- **Requirement**: Return a faithful copy of all the entries, omitting the images.

[Records for processing Boundary: Start]

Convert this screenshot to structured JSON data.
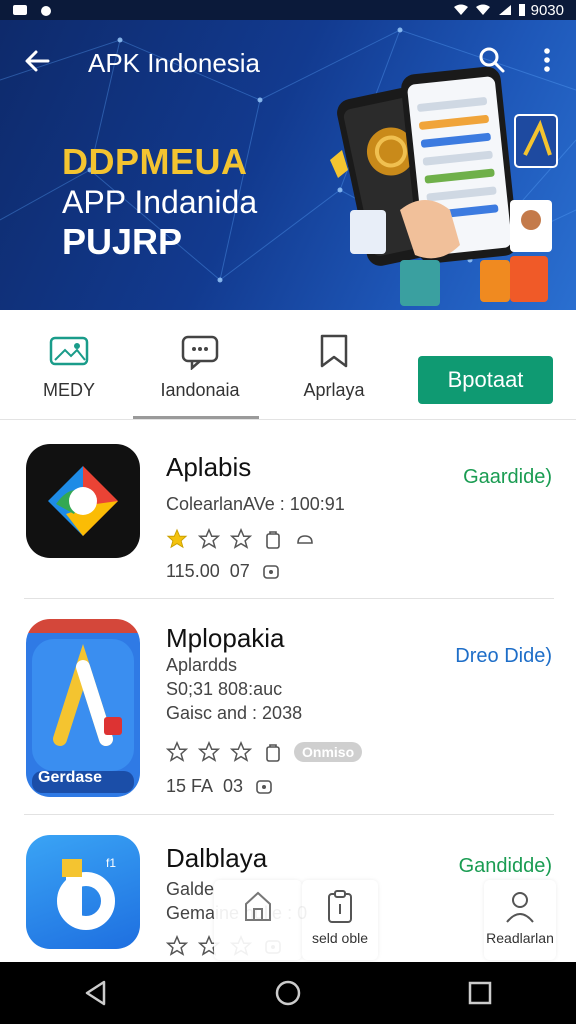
{
  "status_bar": {
    "time": "9030"
  },
  "app_bar": {
    "title": "APK Indonesia"
  },
  "promo": {
    "line1": "DDPMEUA",
    "line2": "APP Indanida",
    "line3": "PUJRP"
  },
  "categories": [
    {
      "label": "MEDY",
      "icon": "image-icon"
    },
    {
      "label": "Iandonaia",
      "icon": "chat-icon"
    },
    {
      "label": "Aprlaya",
      "icon": "bookmark-icon"
    }
  ],
  "update_button": {
    "label": "Bpotaat"
  },
  "apps": [
    {
      "name": "Aplabis",
      "meta1": "ColearlanAVe : 100:91",
      "price": "115.00",
      "count": "07",
      "link": "Gaardide)",
      "link_color": "#1a9c52",
      "rating": 1
    },
    {
      "name": "Mplopakia",
      "meta1": "Aplardds",
      "meta2": "S0;31 808:auc",
      "meta3": "Gaisc and : 2038",
      "price": "15 FA",
      "count": "03",
      "link": "Dreo Dide)",
      "link_color": "#1e6ec8",
      "badge": "Onmiso",
      "icon_label": "Gerdase",
      "rating": 0
    },
    {
      "name": "Dalblaya",
      "meta1": "Galde",
      "meta2": "Gemaine nulle : 0",
      "link": "Gandidde)",
      "link_color": "#1a9c52",
      "rating": 0
    }
  ],
  "bottom_cards": [
    {
      "label": "",
      "icon": "home-icon"
    },
    {
      "label": "seld oble",
      "icon": "clipboard-icon"
    },
    {
      "label": "Readlarlan",
      "icon": "profile-icon"
    }
  ],
  "colors": {
    "accent": "#0f9a72",
    "header": "#123a8f",
    "promo_yellow": "#f4c430"
  }
}
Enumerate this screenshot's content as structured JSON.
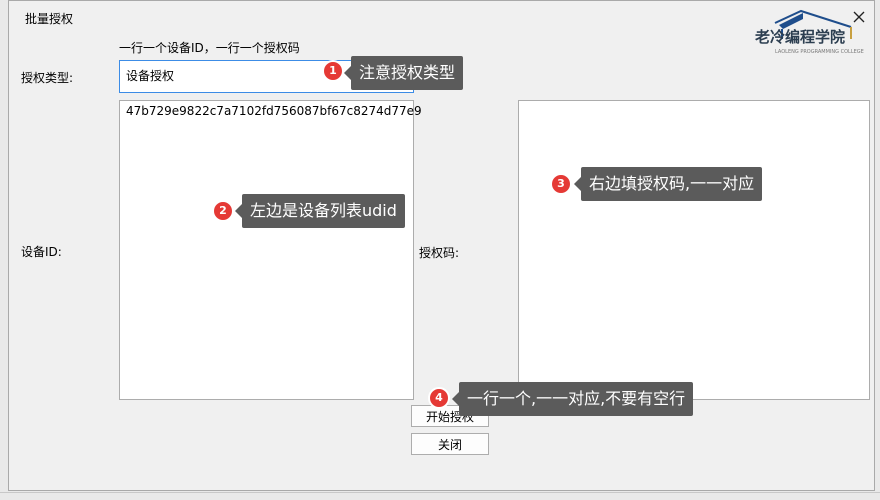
{
  "window": {
    "title": "批量授权",
    "close_glyph": "✕",
    "logo": {
      "text": "老冷编程学院",
      "sub": "LAOLENG PROGRAMMING COLLEGE"
    }
  },
  "form": {
    "hint": "一行一个设备ID，一行一个授权码",
    "type_label": "授权类型:",
    "type_value": "设备授权",
    "device_label": "设备ID:",
    "device_ids": "47b729e9822c7a7102fd756087bf67c8274d77e9",
    "code_label": "授权码:",
    "code_value": ""
  },
  "buttons": {
    "start": "开始授权",
    "close": "关闭"
  },
  "annotations": [
    {
      "num": "1",
      "text": "注意授权类型"
    },
    {
      "num": "2",
      "text": "左边是设备列表udid"
    },
    {
      "num": "3",
      "text": "右边填授权码,一一对应"
    },
    {
      "num": "4",
      "text": "一行一个,一一对应,不要有空行"
    }
  ],
  "colors": {
    "accent_border": "#3c8ce6",
    "callout_bg": "#5b5b5b",
    "badge_red": "#e53935"
  }
}
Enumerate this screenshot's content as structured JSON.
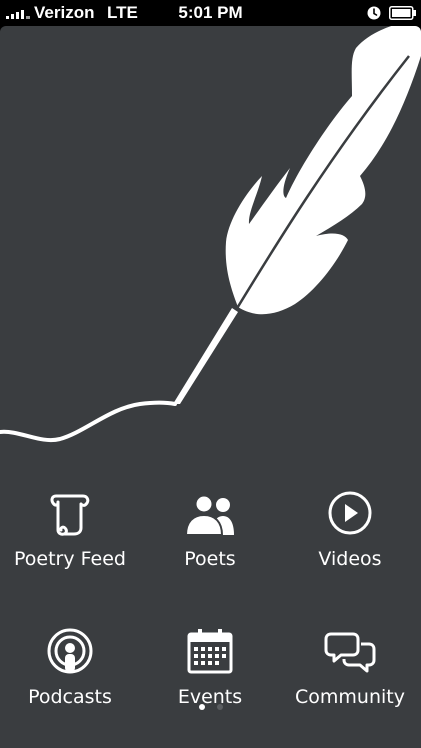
{
  "status_bar": {
    "carrier": "Verizon",
    "network": "LTE",
    "time": "5:01 PM",
    "icons": [
      "signal-bars-icon",
      "alarm-icon",
      "battery-icon"
    ]
  },
  "colors": {
    "background": "#3a3d40",
    "foreground": "#ffffff",
    "status_bar": "#000000"
  },
  "menu": [
    {
      "label": "Poetry Feed",
      "icon": "scroll-icon"
    },
    {
      "label": "Poets",
      "icon": "people-icon"
    },
    {
      "label": "Videos",
      "icon": "play-icon"
    },
    {
      "label": "Podcasts",
      "icon": "podcast-icon"
    },
    {
      "label": "Events",
      "icon": "calendar-icon"
    },
    {
      "label": "Community",
      "icon": "chat-bubbles-icon"
    }
  ],
  "pager": {
    "pages": 2,
    "current": 1
  }
}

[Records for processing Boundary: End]

- **Solution**:
Convert this screenshot to structured JSON data.
{
  "status_bar": {
    "time": "9030"
  },
  "app_bar": {
    "title": "APK Indonesia"
  },
  "promo": {
    "line1": "DDPMEUA",
    "line2": "APP Indanida",
    "line3": "PUJRP"
  },
  "categories": [
    {
      "label": "MEDY",
      "icon": "image-icon"
    },
    {
      "label": "Iandonaia",
      "icon": "chat-icon"
    },
    {
      "label": "Aprlaya",
      "icon": "bookmark-icon"
    }
  ],
  "update_button": {
    "label": "Bpotaat"
  },
  "apps": [
    {
      "name": "Aplabis",
      "meta1": "ColearlanAVe : 100:91",
      "price": "115.00",
      "count": "07",
      "link": "Gaardide)",
      "link_color": "#1a9c52",
      "rating": 1
    },
    {
      "name": "Mplopakia",
      "meta1": "Aplardds",
      "meta2": "S0;31 808:auc",
      "meta3": "Gaisc and : 2038",
      "price": "15 FA",
      "count": "03",
      "link": "Dreo Dide)",
      "link_color": "#1e6ec8",
      "badge": "Onmiso",
      "icon_label": "Gerdase",
      "rating": 0
    },
    {
      "name": "Dalblaya",
      "meta1": "Galde",
      "meta2": "Gemaine nulle : 0",
      "link": "Gandidde)",
      "link_color": "#1a9c52",
      "rating": 0
    }
  ],
  "bottom_cards": [
    {
      "label": "",
      "icon": "home-icon"
    },
    {
      "label": "seld oble",
      "icon": "clipboard-icon"
    },
    {
      "label": "Readlarlan",
      "icon": "profile-icon"
    }
  ],
  "colors": {
    "accent": "#0f9a72",
    "header": "#123a8f",
    "promo_yellow": "#f4c430"
  }
}
Enumerate this screenshot's content as structured JSON.
{
  "window": {
    "title": "批量授权",
    "close_glyph": "✕",
    "logo": {
      "text": "老冷编程学院",
      "sub": "LAOLENG PROGRAMMING COLLEGE"
    }
  },
  "form": {
    "hint": "一行一个设备ID，一行一个授权码",
    "type_label": "授权类型:",
    "type_value": "设备授权",
    "device_label": "设备ID:",
    "device_ids": "47b729e9822c7a7102fd756087bf67c8274d77e9",
    "code_label": "授权码:",
    "code_value": ""
  },
  "buttons": {
    "start": "开始授权",
    "close": "关闭"
  },
  "annotations": [
    {
      "num": "1",
      "text": "注意授权类型"
    },
    {
      "num": "2",
      "text": "左边是设备列表udid"
    },
    {
      "num": "3",
      "text": "右边填授权码,一一对应"
    },
    {
      "num": "4",
      "text": "一行一个,一一对应,不要有空行"
    }
  ],
  "colors": {
    "accent_border": "#3c8ce6",
    "callout_bg": "#5b5b5b",
    "badge_red": "#e53935"
  }
}
Enumerate this screenshot's content as structured JSON.
{
  "status_bar": {
    "carrier": "Verizon",
    "network": "LTE",
    "time": "5:01 PM",
    "icons": [
      "signal-bars-icon",
      "alarm-icon",
      "battery-icon"
    ]
  },
  "colors": {
    "background": "#3a3d40",
    "foreground": "#ffffff",
    "status_bar": "#000000"
  },
  "menu": [
    {
      "label": "Poetry Feed",
      "icon": "scroll-icon"
    },
    {
      "label": "Poets",
      "icon": "people-icon"
    },
    {
      "label": "Videos",
      "icon": "play-icon"
    },
    {
      "label": "Podcasts",
      "icon": "podcast-icon"
    },
    {
      "label": "Events",
      "icon": "calendar-icon"
    },
    {
      "label": "Community",
      "icon": "chat-bubbles-icon"
    }
  ],
  "pager": {
    "pages": 2,
    "current": 1
  }
}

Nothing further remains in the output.